Among the most eye-catching works are those that hint at life beneath the picture plane. A small figure emerges from a flap in Kirsten Zaremba’s “Urban Cat,” and a bold pink basement is visible through the cutout in the green-heavy facade of Abol Bahadori’s “Fractured.” Destroying the picture can open a portal to another level.
Destroy the Picture Through Feb. 2 at Gallery B, 7700 Wisconsin Ave., No. E, Bethesda.
The title of Carol Blum’s Washington Studio School show, “It’s Just Paint,” suggests the outlook of an abstractionist interested entirely in the materials and process of painting. In fact, Blum is a figurative painter who’s concerned with how women are represented in art. Her résumé reveals that, before getting a master certificate at the school, she received a PhD in women’s history and a master’s in feminist studies.

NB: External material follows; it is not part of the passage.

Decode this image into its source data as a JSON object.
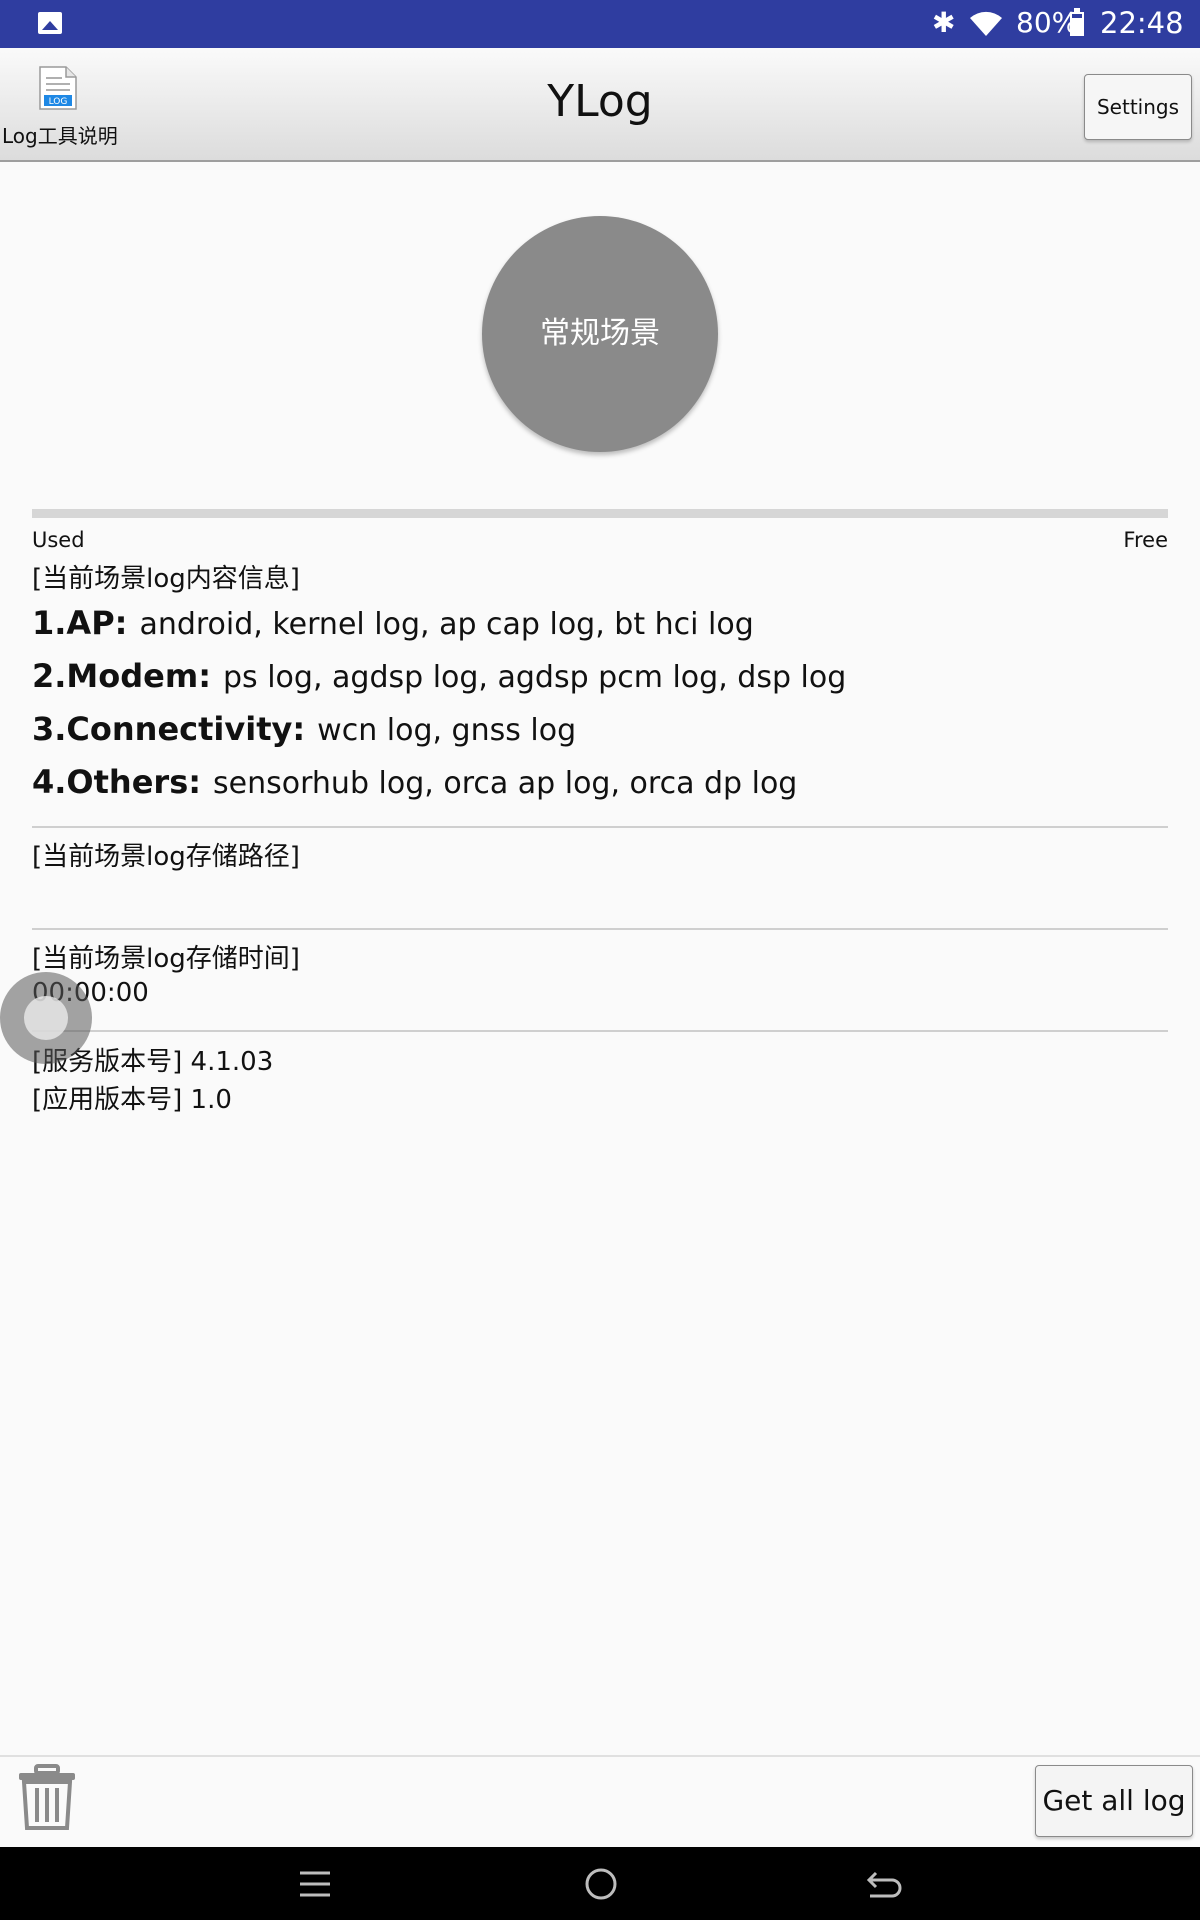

The local artist tries on a variety of media, styles and demeanors, from caricature to expressionism and from pretty to grotesque. Included are a series of mixed-media “Gorgon Girls” and a plaster bust of a woman with found-object features and hair of straw and twigs. Sometimes Blum reacts to the ways famous male painters have depicted women, as in “Edouard’s Gaze” and “Willem’s Gaze” — reworkings of pictures by Manet and de Kooning.
There are glimmers of cubism and constructivism in Blum’s work, which adopts various methods to conjure a body with simple gestures. “Falling/Rising” uses a free-hanging canvas to suggest human flexibility, and “Start” demonstrates how a figure drawing becomes a painting. Although the body that emerges is evocatively human, the picture reveals the artist’s interest in materials and process.

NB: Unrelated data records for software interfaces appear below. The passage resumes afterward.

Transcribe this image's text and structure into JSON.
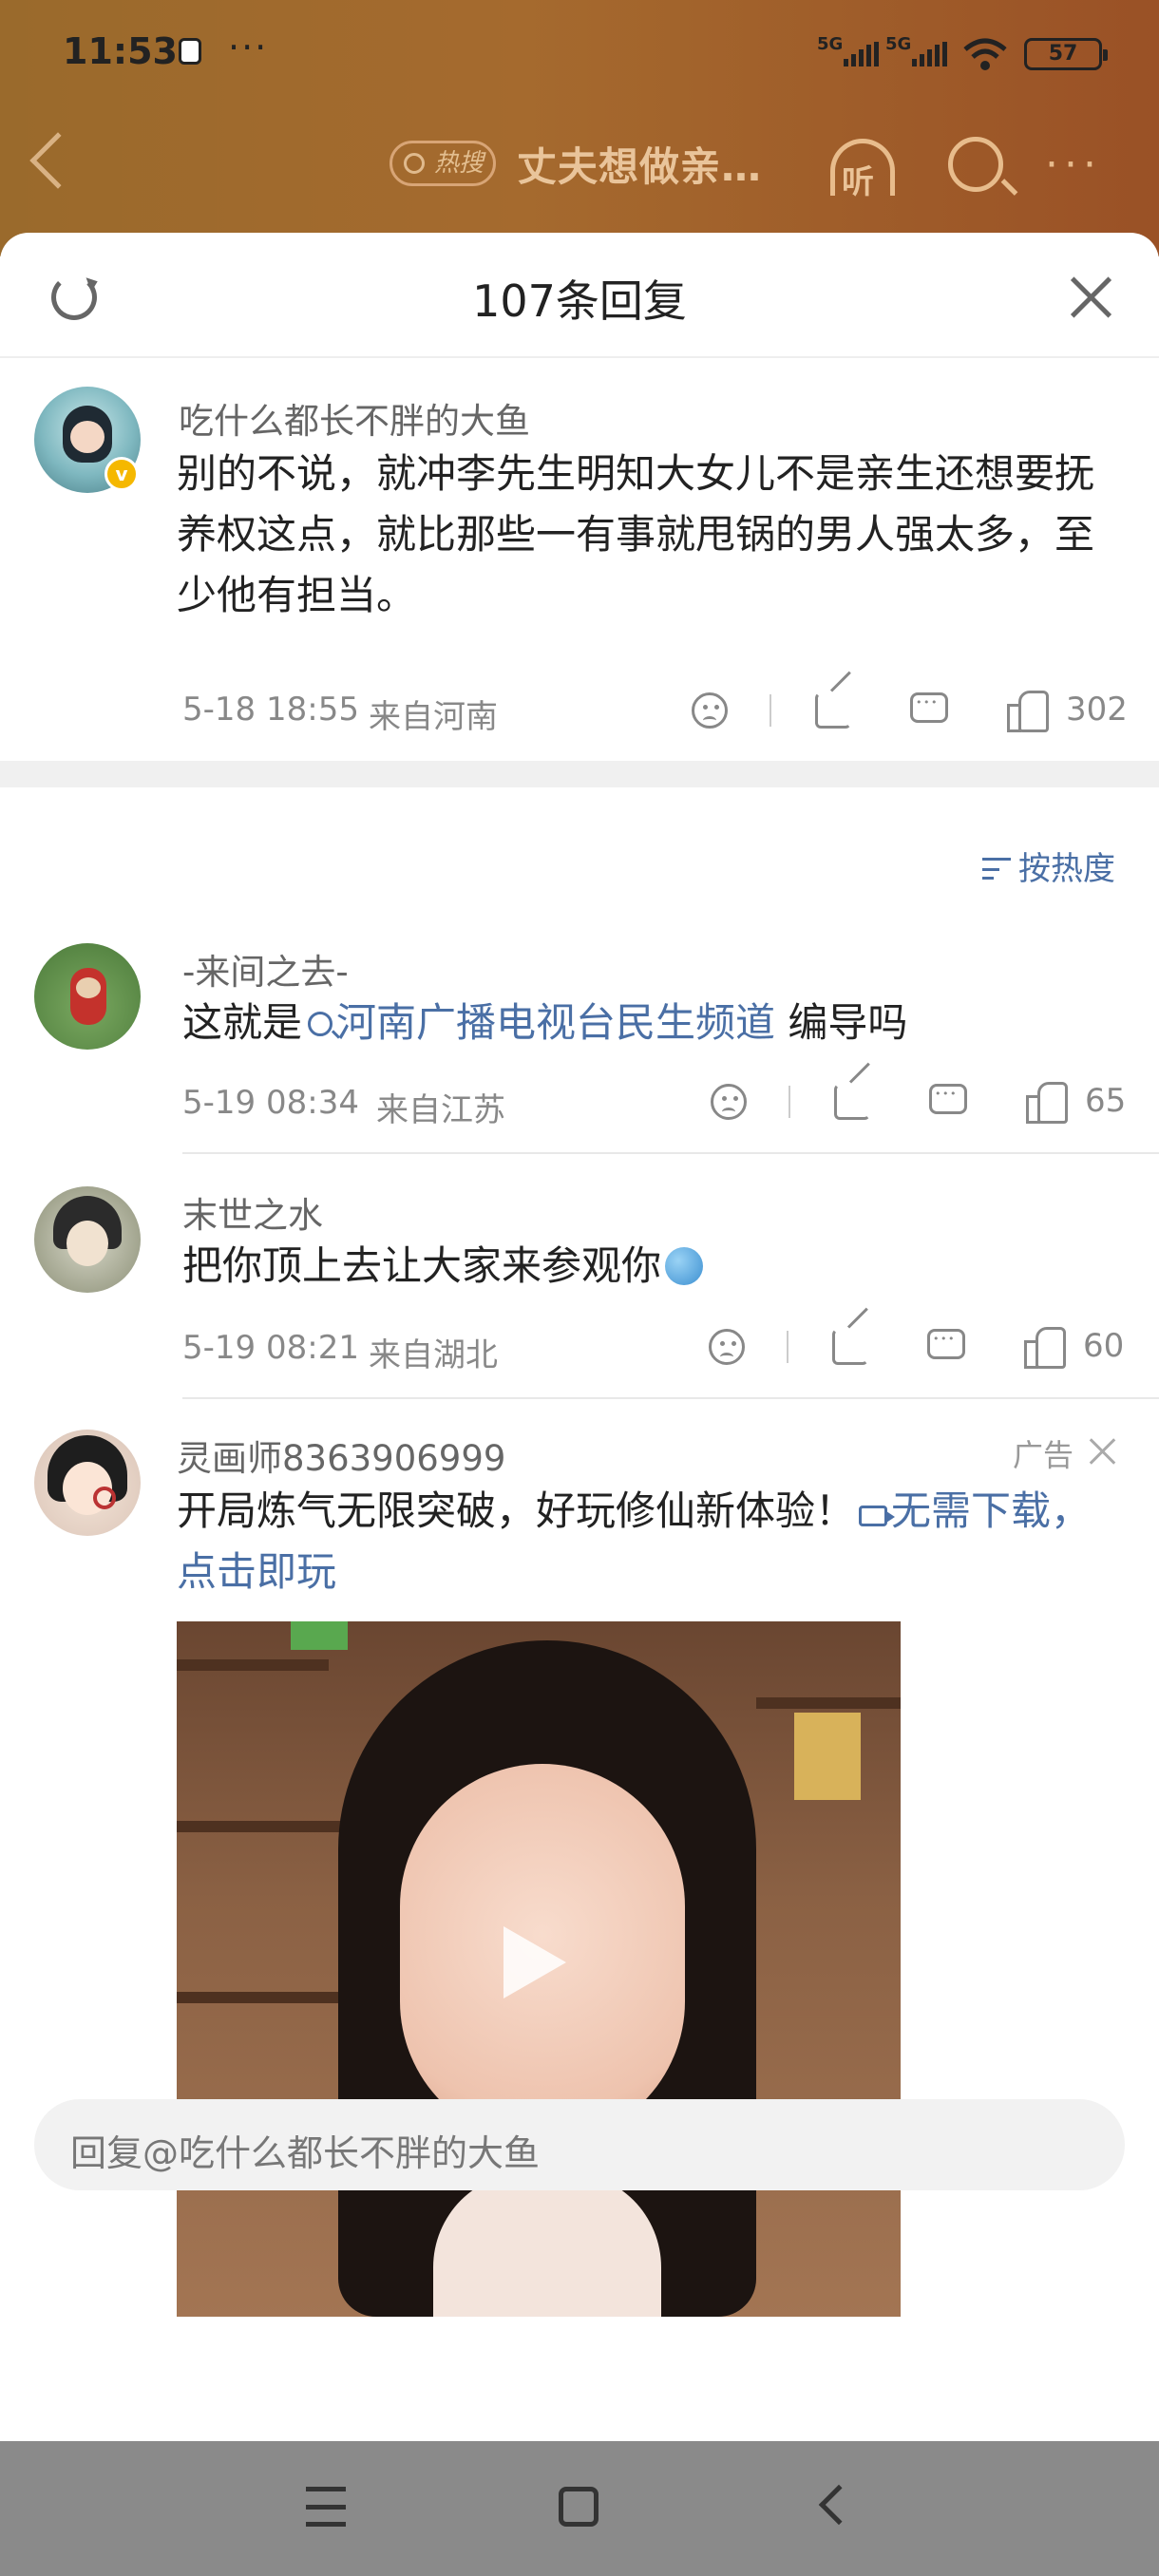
{
  "status_bar": {
    "time": "11:53",
    "more": "···",
    "signal1": "5G",
    "signal2": "5G",
    "battery": "57"
  },
  "nav": {
    "hot_badge": "热搜",
    "title": "丈夫想做亲…",
    "listen": "听"
  },
  "sheet": {
    "title": "107条回复"
  },
  "main_comment": {
    "username": "吃什么都长不胖的大鱼",
    "text": "别的不说，就冲李先生明知大女儿不是亲生还想要抚养权这点，就比那些一有事就甩锅的男人强太多，至少他有担当。",
    "date": "5-18 18:55",
    "location": "来自河南",
    "likes": "302"
  },
  "sort_label": "按热度",
  "replies": [
    {
      "username": "-来间之去-",
      "text_before": "这就是",
      "link": "河南广播电视台民生频道",
      "text_after": " 编导吗",
      "date": "5-19 08:34",
      "location": "来自江苏",
      "likes": "65"
    },
    {
      "username": "末世之水",
      "text": "把你顶上去让大家来参观你",
      "date": "5-19 08:21",
      "location": "来自湖北",
      "likes": "60"
    }
  ],
  "ad": {
    "username": "灵画师8363906999",
    "tag": "广告",
    "text": "开局炼气无限突破，好玩修仙新体验！",
    "link": "无需下载，点击即玩"
  },
  "reply_input": {
    "placeholder": "回复@吃什么都长不胖的大鱼"
  },
  "colors": {
    "link": "#4a6fa5",
    "header_bg": "#a56a2e"
  }
}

Carol Blum: It’s Just Paint Through Feb. 8 at Washington Studio School, 2129 S St. NW.
When working as a celebrity photographer whose work has appeared on magazine covers and movie posters, EJ Camp must be surrounded by people. No wonder she has a home near Long Island’s lightly inhabited northeastern tip, and spends some of her time shooting oceanscapes. Just one person is depicted in “Sea,” Camp’s Leica store show, and viewers probably wouldn’t notice the tiny, nearly submerged figure if the title of the picture weren’t “Playa del Carmen, Swimmer.”

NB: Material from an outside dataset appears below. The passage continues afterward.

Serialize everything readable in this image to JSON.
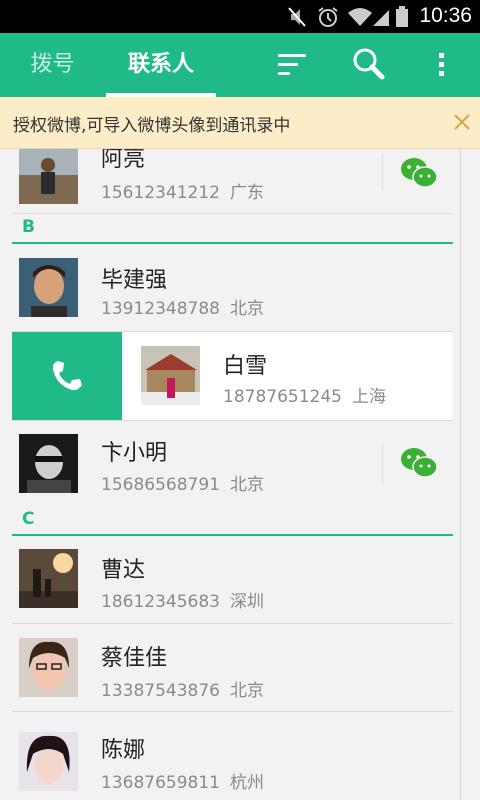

That photo is one of several that captures a dramatic sky, its billowing clouds dotted with patches of sunlight. Among the other vivid elements are the green wave that draws a horizontal swipe of color in “Saltaire III” and the red rocks that frame a puddle of hot-white light in “Montenegro.” Yet Camp’s palette is usually restricted to gray, white and pale blue, and the show’s most striking picture is “Truman’s Rock,” a triptych that’s the only black-and-white entry.
Several of the photos focus on boulders protruding from placid waters, each dark crest rounded like the shell of a surfacing turtle. The large stone in “Truman’s Rock” has a more jagged contour, yet the scene is equally serene, with sea and sky in near-identical shades of translucent gray. The image suggests a Zen rock garden, and has a similar effect: A lone rock and its elemental surroundings appear to embody an entire universe.
EJ Camp: Sea Through Feb. 15 at Leica, 977 F St. NW.